"The western side should be prepared to abandon sanctions under the deal," he said, adding, "(They) should change their approach to sanctions and stop clinging to them" because a deal cannot take place with a sanctions regime still remaining in place.

***Heated Exchange

Diplomats said a discussion on Monday night between Iran and international negotiating partners became testy over the issue of UN sanctions, which Iran wants scrapped as part of the deal.

"There was no slamming of doors but it was a very heated exchange of views," a senior western diplomat told reporters.

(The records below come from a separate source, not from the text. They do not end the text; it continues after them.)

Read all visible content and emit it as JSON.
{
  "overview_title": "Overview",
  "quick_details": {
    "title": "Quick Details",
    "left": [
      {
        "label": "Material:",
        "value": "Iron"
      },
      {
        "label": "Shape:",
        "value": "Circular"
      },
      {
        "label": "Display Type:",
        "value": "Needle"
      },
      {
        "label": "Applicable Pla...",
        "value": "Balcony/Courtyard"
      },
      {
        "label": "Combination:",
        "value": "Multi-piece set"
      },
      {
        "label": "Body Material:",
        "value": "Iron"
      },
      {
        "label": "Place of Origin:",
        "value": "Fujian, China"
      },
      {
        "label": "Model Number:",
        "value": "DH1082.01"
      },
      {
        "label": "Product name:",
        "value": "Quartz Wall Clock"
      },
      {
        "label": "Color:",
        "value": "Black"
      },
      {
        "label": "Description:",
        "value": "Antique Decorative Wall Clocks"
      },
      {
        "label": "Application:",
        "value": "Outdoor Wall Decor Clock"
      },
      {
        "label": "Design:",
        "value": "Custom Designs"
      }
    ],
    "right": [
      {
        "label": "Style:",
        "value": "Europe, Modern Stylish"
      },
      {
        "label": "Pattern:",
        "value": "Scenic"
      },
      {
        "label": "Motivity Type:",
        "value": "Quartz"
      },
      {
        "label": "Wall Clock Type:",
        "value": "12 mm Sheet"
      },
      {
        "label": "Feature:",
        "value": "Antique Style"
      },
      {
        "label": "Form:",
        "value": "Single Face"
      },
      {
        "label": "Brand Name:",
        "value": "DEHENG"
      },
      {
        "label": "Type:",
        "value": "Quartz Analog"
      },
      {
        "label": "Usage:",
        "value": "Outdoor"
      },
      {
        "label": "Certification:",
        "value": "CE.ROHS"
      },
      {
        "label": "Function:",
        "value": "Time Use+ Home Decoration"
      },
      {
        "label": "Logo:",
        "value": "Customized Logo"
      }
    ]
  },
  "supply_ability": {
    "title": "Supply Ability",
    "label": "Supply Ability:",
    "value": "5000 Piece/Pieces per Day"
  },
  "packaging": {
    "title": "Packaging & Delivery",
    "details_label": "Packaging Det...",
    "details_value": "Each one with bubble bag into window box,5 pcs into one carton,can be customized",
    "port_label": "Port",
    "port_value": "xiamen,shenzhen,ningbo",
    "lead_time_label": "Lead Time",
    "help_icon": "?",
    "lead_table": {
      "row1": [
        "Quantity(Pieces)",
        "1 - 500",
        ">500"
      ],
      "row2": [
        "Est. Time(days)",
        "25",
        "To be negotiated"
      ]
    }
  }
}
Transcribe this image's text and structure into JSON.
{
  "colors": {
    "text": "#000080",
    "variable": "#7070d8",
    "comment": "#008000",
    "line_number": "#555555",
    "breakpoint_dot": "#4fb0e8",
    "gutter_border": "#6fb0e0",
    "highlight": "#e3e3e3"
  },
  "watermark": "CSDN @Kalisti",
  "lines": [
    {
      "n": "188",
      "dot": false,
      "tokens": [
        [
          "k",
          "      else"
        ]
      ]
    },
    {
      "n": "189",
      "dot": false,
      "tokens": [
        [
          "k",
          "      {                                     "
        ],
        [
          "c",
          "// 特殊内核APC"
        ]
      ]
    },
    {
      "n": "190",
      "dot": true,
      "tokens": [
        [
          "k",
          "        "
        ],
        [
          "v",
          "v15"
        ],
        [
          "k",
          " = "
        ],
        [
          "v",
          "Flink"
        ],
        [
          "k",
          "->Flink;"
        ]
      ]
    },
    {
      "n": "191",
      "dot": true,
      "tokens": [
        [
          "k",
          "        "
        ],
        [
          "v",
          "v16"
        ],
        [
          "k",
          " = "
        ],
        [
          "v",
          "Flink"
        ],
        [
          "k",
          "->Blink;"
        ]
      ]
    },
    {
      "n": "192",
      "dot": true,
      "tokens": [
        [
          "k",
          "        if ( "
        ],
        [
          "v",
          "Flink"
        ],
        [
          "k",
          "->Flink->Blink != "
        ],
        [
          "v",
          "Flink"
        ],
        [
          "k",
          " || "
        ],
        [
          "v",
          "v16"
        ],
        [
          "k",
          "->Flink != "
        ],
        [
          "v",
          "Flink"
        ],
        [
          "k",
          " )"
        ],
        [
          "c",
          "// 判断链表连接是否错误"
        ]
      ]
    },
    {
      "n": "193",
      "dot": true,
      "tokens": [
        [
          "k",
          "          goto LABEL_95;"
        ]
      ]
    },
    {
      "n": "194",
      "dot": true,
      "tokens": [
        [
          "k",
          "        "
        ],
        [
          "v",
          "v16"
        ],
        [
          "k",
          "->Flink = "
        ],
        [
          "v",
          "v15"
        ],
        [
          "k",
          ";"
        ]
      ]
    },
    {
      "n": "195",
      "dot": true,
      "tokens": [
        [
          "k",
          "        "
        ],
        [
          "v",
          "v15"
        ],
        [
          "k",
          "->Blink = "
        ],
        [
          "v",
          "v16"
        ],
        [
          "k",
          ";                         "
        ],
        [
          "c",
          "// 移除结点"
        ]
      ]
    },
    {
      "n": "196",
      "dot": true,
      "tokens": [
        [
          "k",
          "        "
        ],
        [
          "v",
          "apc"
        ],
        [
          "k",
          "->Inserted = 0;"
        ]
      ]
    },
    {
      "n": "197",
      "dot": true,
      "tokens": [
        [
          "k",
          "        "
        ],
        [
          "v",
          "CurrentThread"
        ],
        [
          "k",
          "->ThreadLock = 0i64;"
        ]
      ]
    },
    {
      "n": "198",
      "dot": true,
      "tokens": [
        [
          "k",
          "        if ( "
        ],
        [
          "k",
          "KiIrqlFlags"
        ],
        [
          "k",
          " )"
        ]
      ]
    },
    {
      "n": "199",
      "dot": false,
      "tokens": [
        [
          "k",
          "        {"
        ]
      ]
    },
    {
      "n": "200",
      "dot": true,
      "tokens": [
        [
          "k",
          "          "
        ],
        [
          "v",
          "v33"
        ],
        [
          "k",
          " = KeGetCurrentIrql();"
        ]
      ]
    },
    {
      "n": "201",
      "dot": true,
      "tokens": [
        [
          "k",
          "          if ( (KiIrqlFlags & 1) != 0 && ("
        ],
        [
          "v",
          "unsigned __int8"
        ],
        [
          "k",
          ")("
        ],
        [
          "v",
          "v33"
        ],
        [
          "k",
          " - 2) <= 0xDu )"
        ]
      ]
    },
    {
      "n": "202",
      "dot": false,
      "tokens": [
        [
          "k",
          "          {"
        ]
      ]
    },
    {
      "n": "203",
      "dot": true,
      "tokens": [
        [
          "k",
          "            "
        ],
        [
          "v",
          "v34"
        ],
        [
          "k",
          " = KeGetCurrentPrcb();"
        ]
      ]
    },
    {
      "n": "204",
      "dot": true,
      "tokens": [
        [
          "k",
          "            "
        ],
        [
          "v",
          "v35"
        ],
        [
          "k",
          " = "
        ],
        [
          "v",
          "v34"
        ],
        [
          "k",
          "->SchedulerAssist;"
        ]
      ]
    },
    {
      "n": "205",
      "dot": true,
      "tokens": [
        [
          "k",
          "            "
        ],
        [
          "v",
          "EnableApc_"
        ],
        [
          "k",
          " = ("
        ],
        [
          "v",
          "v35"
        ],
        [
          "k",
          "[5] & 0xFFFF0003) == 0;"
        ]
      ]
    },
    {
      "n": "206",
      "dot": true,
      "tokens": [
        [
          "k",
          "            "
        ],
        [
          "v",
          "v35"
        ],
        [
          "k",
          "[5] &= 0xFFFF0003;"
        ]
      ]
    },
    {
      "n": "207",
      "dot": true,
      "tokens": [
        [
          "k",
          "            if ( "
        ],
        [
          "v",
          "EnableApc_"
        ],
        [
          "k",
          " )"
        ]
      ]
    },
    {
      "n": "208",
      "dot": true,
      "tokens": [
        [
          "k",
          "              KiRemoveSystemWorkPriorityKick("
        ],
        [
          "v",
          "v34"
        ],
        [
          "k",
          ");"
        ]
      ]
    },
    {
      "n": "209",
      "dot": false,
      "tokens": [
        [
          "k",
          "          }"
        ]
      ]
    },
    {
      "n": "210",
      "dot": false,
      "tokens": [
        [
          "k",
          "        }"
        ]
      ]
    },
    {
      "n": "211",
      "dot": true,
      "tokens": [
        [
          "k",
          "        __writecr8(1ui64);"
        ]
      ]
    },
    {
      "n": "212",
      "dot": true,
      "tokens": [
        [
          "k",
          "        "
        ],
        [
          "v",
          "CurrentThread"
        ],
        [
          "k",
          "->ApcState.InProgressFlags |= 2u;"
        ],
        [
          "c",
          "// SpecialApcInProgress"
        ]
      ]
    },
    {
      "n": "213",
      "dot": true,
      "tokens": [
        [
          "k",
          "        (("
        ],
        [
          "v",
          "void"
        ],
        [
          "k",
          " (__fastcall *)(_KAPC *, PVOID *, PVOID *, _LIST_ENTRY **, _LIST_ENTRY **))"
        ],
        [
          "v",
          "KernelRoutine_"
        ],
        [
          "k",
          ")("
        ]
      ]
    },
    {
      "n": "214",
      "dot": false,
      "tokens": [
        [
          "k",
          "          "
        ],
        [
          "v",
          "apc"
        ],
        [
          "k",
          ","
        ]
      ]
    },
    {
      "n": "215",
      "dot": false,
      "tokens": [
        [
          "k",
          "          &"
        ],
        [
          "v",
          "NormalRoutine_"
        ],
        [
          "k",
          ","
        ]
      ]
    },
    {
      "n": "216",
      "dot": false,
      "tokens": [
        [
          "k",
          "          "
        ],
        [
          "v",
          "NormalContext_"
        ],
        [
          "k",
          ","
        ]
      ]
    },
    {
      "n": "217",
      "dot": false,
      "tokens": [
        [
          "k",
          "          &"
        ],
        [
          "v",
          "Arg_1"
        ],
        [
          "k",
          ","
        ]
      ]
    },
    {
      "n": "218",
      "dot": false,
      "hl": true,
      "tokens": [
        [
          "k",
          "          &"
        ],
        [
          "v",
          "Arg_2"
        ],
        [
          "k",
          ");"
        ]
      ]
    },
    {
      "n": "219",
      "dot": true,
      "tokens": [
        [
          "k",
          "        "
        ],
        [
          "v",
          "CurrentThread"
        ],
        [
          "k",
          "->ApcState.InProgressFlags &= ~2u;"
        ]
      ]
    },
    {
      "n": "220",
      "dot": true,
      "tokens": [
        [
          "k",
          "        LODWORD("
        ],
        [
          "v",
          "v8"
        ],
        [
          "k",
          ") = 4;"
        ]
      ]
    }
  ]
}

Iran and the P5+1 (the five permanent members of the United Nations Security Council and Germany) are in the last days of marathon talks over Tehran's nuclear program to finalize a settlement which would place temporary constraints on the program in return for the lifting of sanctions.

US officials are loath to ease the conventional arms embargo against Iran.

A senior US official said UN restrictions would remain on Iran's trade in arms and its access to missile technology, but left open the possibility that these might be less onerous than they are at present.

The negotiators had set Tuesday as a deadline to conclude the comprehensive agreement when it became clear last week that a June 30 deadline would not be met. But despite a push over the past few days they made clear again that they still needed more time.

They gave themselves at least until Friday, but a source from one of the powers said on Tuesday they had to wrap up in the next 48 hours.

"We are continuing to negotiate for the next couple of days," EU foreign policy chief Federica Mogherini said on Tuesday outside the hotel where the talks are taking place.

The spokesperson for the US delegation, Marie Harf, said the terms of an interim deal struck in November 2013 in Geneva between Iran and the six would be extended through Friday to give negotiators a few more days to finish their work.

*** Deadline Not Sacrosanct

It is the fourth time the parties have extended the interim deal.

The latest extension to Friday left open the possibility an agreement would not arrive in time for a 4 a.m. GMT Friday (midnight EDT Thursday) deadline to allow an expedited, 30-day review of a deal by the US Congress.

If a deal is sent to Congress later, Congress will have up to 60 days to review it. US officials fear that could provide more time for any deal to unravel or for pressure groups to influence US lawmakers to oppose any pact.

Araqchi reiterated that the negotiating team does not feel pressed for time to accede to any deal.

"As far as the extension of talks is concerned, we are not bound by any deadline. No deadline is sacrosanct." he said, adding, "Our concern is achieving our desired deal and we are ready to stay in Vienna for as long as it takes to accomplish this."